Volkswagen and Audi engines may show the P0411 error message if they detect low air flow from the secondary injection system
While a P0411 fault code for your Volkswagen’s OBD scanner reading “Secondary Air Injection System – Insufficient Flow Detected” may provide you a good starting point for troubleshooting, it may also leave you scratching your head. According to the criteria, the ECM has recognized suboptimal flow in the auxiliary air injection system. This article contains diagnostic and repair procedures for error P0411. This defect is reportedly widespread in 2.5-liter engines. Further, if your car displays the P0411 code, it will fail an emissions test.
The P0411 Fault code applies to the following vehicles:
- Audi A4
- Audi A3
- VW Eos
- VW Beetle
- VW Jetta
- VW Golf/GTI
- VW Passat
- Audi S4
- VW CC
What is the purpose of secondary air injection?
The primary objective of the supplementary air injection system is to reduce emissions by adding air to the exhaust stream in the process of doing so. At low temperatures, the engine’s performance may be improved by using the supplementary air injection system, which forces more air into the exhaust to speed up the decomposition of unburned fuel and the heating of the catalytic converter.
There are a lot of moving parts in the secondary air injection system, including the secondary air pump, the secondary pressure sensor, the combination (Kombi) valve, the control relay, and the many hoses and pipes that tie everything together.
The challenging part about a P0411 code is that there are sometimes no other indications save the Check Engine Light coming on.
I’ve gotten the P0411 engine code, what should I search for?
VW Symptoms P0411
- The Malfunction Indicator Lamp (MIL) Is On.
- A whirring from the auxiliary air compressor.
- a backfiring engine

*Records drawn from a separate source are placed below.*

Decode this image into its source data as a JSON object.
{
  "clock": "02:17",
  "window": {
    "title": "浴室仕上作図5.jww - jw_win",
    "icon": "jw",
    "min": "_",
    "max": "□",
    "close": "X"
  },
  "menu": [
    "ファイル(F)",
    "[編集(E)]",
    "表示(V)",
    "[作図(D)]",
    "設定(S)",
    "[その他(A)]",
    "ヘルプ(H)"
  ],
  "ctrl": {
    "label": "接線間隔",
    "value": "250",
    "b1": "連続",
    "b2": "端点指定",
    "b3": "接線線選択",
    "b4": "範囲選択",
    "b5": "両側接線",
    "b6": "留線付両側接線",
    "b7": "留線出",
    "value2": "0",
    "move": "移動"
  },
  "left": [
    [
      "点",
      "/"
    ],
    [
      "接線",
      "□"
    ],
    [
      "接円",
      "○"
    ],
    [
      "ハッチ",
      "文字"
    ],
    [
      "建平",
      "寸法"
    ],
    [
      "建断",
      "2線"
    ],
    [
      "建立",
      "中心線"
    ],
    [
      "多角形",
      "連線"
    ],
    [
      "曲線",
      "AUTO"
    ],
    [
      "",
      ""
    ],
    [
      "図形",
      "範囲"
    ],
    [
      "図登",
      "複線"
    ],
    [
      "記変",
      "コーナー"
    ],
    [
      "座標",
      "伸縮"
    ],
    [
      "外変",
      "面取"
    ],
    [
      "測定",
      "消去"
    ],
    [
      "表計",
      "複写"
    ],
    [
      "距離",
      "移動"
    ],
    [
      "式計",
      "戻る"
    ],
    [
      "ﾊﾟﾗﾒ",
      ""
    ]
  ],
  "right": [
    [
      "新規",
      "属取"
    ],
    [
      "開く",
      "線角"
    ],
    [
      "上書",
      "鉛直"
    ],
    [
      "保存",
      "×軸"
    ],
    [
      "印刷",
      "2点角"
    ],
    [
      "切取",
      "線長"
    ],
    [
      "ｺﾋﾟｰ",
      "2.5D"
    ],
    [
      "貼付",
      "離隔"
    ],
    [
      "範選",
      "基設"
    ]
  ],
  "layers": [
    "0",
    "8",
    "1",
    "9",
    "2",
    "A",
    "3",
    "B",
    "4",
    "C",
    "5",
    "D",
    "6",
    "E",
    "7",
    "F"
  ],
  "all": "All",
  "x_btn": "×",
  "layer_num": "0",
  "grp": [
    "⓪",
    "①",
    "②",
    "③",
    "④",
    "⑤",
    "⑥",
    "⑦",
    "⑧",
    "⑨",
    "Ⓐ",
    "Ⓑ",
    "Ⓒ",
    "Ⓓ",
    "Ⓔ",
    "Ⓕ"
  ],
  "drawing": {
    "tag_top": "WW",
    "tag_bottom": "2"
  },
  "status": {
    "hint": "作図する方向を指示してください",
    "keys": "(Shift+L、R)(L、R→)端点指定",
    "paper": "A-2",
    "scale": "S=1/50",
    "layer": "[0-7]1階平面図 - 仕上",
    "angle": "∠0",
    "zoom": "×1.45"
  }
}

- Slight hesitance in the engine
What Causes Volkswagen’s P0411 Fault Code?
- Failure of the backup air pump
- J299 faulty relay
- Combination valve failure as well as carbon buildup
- Failure of a secondary air pressure sensor
- Carbon buildup or a leaking secondary air hose
- Mass Air Flow (MAF) Sensor Failure – Extremely Uncommon
Volkswagen P0411 Engine Code: Diagnosis Steps
When you receive a P0411 code, it might be difficult to pinpoint precisely what’s wrong with your vehicle’s secondary air system. We’ll provide some troubleshooting techniques to get you back on the road.
- Connect an on-board diagnostics (OBD) scanner to your car to verify the presence of error code P0411.
- Make that the secondary air injection system’s J299 relay in the ECM housing is not damaged or blown by inspecting it visually.
- Verify the condition of the backup air pump visually.
- Check the air pump’s piping and hoses for leaks.
- Try opening and closing the Combination valve to see whether it works.
- Check the solenoid valve for the supplementary air injection visually (N112)
- Check the backup air pressure sensor visually.
Fixing a P0411 Engine Error on a Volkswagen
A malfunctioning combination valve, a leaky secondary air pump, or a burned out J299 relay are the most frequent reasons for a P0411 error code. We’ll be focusing on the 2.5-liter engines because of the prevalence of this problem with that displacement since Volkswagen makes so many engines with secondary air injection systems. Drop us a line if you have any questions about which engine components you need and we’ll get back to you as soon as we can.
Fixing a Volkswagen’s Secondary Air Injection Pump
Checking the air pump’s operation after starting the car from cold might help you determine whether or not it’s the source of the P0411 error. After a cold start, it has to be on for 90 seconds so that additional air may be sucked into the exhaust. If it isn’t, you should first make sure the J299 relay isn’t charred, and then then think about replacing the pump. Checking for air leaks from the pump is another method for diagnosing a malfunctioning air pump. In any case, it’s time to get a new secondary air injection pump.
Volkswagen Combination (Kombi) Valve Replacement
The combination valve needs immediate attention if it is stuck in the open position. There’s a risk that if this continues for too long, moisture may seep into the secondary air pump and damage it as well.
In a nutshell, if you live in an emission-strict state or province and your Volkswagen has an engine code of P0411, you need to have it rectified as soon as possible since the vehicle will fail the emissions test. Due to the wide applicability of this issue to a wide variety of engines, we limited our coverage to the Volkswagen 2.5, but if you have any questions about diagnosis, replacement parts, or the location of components in a different engine, please let us know in the comments section below, and we’ll do our best to assist you.
Dmitry Petrov is an engineer who specializes in materials science, and has a deep passion for all things related to automotive technology. He is a true motorhead at heart, and spends much of his free time tinkering with engines and studying vehicular dynamics.